-- Opening Marker --

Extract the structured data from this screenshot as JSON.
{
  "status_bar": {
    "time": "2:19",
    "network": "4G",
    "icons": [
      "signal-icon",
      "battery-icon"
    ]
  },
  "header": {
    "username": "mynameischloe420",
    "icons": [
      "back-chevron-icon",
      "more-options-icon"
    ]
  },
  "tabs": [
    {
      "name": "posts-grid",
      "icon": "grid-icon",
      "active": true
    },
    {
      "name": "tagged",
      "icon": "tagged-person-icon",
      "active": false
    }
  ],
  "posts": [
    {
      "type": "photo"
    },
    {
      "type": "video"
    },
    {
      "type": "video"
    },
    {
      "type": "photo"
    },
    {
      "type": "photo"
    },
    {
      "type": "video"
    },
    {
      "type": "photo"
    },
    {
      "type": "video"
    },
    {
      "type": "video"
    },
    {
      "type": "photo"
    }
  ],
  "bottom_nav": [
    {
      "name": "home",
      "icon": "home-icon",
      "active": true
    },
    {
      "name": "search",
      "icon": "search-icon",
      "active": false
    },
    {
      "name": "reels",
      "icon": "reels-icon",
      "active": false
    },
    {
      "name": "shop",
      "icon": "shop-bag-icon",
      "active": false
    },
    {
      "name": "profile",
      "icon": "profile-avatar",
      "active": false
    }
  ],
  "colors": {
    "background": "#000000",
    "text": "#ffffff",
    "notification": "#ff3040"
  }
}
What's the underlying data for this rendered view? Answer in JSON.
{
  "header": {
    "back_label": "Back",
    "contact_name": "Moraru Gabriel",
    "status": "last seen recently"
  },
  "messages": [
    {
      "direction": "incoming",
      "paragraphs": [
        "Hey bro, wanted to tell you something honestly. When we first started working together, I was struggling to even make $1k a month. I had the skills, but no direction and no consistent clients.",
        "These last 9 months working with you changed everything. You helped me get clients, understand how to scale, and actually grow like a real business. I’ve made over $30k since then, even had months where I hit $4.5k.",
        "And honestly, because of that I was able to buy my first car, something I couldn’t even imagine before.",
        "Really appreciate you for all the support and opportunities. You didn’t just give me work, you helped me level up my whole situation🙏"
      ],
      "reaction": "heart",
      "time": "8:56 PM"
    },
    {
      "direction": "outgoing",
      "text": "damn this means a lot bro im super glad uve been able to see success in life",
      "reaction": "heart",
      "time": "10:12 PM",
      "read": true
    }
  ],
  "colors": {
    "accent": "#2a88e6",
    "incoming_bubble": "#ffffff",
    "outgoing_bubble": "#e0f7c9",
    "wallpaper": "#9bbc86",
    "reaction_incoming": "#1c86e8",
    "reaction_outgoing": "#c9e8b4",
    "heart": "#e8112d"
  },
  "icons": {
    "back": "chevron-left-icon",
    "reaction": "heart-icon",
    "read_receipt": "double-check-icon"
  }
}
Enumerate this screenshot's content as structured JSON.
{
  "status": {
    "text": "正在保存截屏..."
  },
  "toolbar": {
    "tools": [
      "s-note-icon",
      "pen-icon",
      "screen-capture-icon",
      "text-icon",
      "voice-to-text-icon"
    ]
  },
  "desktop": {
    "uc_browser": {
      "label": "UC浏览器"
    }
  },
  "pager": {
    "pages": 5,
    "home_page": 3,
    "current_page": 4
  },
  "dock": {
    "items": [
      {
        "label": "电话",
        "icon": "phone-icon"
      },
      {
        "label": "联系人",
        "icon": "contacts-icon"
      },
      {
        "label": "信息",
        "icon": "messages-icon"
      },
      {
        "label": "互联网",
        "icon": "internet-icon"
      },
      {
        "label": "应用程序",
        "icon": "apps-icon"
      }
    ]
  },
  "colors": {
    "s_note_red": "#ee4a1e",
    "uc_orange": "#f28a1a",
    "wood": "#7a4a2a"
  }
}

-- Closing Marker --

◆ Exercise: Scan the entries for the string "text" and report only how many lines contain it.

◆ Answer for the task: 5